Output each entry in full so that the result matches the data exactly.

(Beginning of Input data)

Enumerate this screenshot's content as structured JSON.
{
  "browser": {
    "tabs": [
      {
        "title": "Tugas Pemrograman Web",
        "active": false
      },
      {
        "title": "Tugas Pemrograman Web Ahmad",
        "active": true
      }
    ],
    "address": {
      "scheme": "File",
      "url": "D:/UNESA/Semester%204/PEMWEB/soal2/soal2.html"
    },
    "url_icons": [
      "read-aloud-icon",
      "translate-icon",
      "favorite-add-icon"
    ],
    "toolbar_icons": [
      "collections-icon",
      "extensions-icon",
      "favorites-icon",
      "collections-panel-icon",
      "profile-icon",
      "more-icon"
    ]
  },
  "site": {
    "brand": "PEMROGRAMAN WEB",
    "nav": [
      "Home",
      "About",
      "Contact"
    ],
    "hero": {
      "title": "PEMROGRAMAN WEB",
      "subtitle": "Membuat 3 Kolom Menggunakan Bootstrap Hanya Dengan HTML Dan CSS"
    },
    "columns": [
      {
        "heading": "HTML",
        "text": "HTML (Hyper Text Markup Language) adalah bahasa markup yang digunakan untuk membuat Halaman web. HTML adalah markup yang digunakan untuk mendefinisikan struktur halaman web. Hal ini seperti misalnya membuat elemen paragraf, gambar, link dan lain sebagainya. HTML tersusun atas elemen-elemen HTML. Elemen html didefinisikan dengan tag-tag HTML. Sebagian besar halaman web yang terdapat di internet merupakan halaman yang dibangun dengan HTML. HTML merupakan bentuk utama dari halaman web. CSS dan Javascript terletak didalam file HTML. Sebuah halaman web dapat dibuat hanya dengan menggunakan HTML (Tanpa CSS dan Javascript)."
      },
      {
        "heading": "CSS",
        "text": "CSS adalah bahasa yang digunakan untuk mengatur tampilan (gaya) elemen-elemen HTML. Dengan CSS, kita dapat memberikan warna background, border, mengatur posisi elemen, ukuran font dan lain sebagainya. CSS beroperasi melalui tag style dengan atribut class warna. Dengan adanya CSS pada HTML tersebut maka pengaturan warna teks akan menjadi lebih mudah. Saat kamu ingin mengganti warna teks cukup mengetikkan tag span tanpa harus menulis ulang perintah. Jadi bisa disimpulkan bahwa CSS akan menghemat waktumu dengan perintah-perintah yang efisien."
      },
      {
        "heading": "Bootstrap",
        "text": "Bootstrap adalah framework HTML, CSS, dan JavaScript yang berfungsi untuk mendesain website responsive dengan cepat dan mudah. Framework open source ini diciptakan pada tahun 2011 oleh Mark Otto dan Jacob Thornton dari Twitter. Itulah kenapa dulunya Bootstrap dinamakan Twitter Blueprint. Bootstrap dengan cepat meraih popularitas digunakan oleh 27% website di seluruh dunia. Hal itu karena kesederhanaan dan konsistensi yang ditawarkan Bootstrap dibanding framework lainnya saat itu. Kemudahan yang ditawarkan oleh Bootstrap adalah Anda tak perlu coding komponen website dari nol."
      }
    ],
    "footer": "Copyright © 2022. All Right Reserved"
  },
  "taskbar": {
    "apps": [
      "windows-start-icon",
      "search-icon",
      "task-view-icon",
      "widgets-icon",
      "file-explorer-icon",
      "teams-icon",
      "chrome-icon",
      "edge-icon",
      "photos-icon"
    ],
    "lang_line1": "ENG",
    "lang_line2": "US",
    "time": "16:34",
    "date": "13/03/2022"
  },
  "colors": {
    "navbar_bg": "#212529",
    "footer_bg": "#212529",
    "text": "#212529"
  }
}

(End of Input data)

The completed task »
Enumerate this screenshot's content as structured JSON.
{
  "browser": {
    "tabs": [
      {
        "title": "Tugas Pemrograman Web",
        "active": false
      },
      {
        "title": "Tugas Pemrograman Web Ahmad",
        "active": true
      }
    ],
    "address": {
      "scheme": "File",
      "url": "D:/UNESA/Semester%204/PEMWEB/soal2/soal2.html"
    },
    "url_icons": [
      "read-aloud-icon",
      "translate-icon",
      "favorite-add-icon"
    ],
    "toolbar_icons": [
      "collections-icon",
      "extensions-icon",
      "favorites-icon",
      "collections-panel-icon",
      "profile-icon",
      "more-icon"
    ]
  },
  "site": {
    "brand": "PEMROGRAMAN WEB",
    "nav": [
      "Home",
      "About",
      "Contact"
    ],
    "hero": {
      "title": "PEMROGRAMAN WEB",
      "subtitle": "Membuat 3 Kolom Menggunakan Bootstrap Hanya Dengan HTML Dan CSS"
    },
    "columns": [
      {
        "heading": "HTML",
        "text": "HTML (Hyper Text Markup Language) adalah bahasa markup yang digunakan untuk membuat Halaman web. HTML adalah markup yang digunakan untuk mendefinisikan struktur halaman web. Hal ini seperti misalnya membuat elemen paragraf, gambar, link dan lain sebagainya. HTML tersusun atas elemen-elemen HTML. Elemen html didefinisikan dengan tag-tag HTML. Sebagian besar halaman web yang terdapat di internet merupakan halaman yang dibangun dengan HTML. HTML merupakan bentuk utama dari halaman web. CSS dan Javascript terletak didalam file HTML. Sebuah halaman web dapat dibuat hanya dengan menggunakan HTML (Tanpa CSS dan Javascript)."
      },
      {
        "heading": "CSS",
        "text": "CSS adalah bahasa yang digunakan untuk mengatur tampilan (gaya) elemen-elemen HTML. Dengan CSS, kita dapat memberikan warna background, border, mengatur posisi elemen, ukuran font dan lain sebagainya. CSS beroperasi melalui tag style dengan atribut class warna. Dengan adanya CSS pada HTML tersebut maka pengaturan warna teks akan menjadi lebih mudah. Saat kamu ingin mengganti warna teks cukup mengetikkan tag span tanpa harus menulis ulang perintah. Jadi bisa disimpulkan bahwa CSS akan menghemat waktumu dengan perintah-perintah yang efisien."
      },
      {
        "heading": "Bootstrap",
        "text": "Bootstrap adalah framework HTML, CSS, dan JavaScript yang berfungsi untuk mendesain website responsive dengan cepat dan mudah. Framework open source ini diciptakan pada tahun 2011 oleh Mark Otto dan Jacob Thornton dari Twitter. Itulah kenapa dulunya Bootstrap dinamakan Twitter Blueprint. Bootstrap dengan cepat meraih popularitas digunakan oleh 27% website di seluruh dunia. Hal itu karena kesederhanaan dan konsistensi yang ditawarkan Bootstrap dibanding framework lainnya saat itu. Kemudahan yang ditawarkan oleh Bootstrap adalah Anda tak perlu coding komponen website dari nol."
      }
    ],
    "footer": "Copyright © 2022. All Right Reserved"
  },
  "taskbar": {
    "apps": [
      "windows-start-icon",
      "search-icon",
      "task-view-icon",
      "widgets-icon",
      "file-explorer-icon",
      "teams-icon",
      "chrome-icon",
      "edge-icon",
      "photos-icon"
    ],
    "lang_line1": "ENG",
    "lang_line2": "US",
    "time": "16:34",
    "date": "13/03/2022"
  },
  "colors": {
    "navbar_bg": "#212529",
    "footer_bg": "#212529",
    "text": "#212529"
  }
}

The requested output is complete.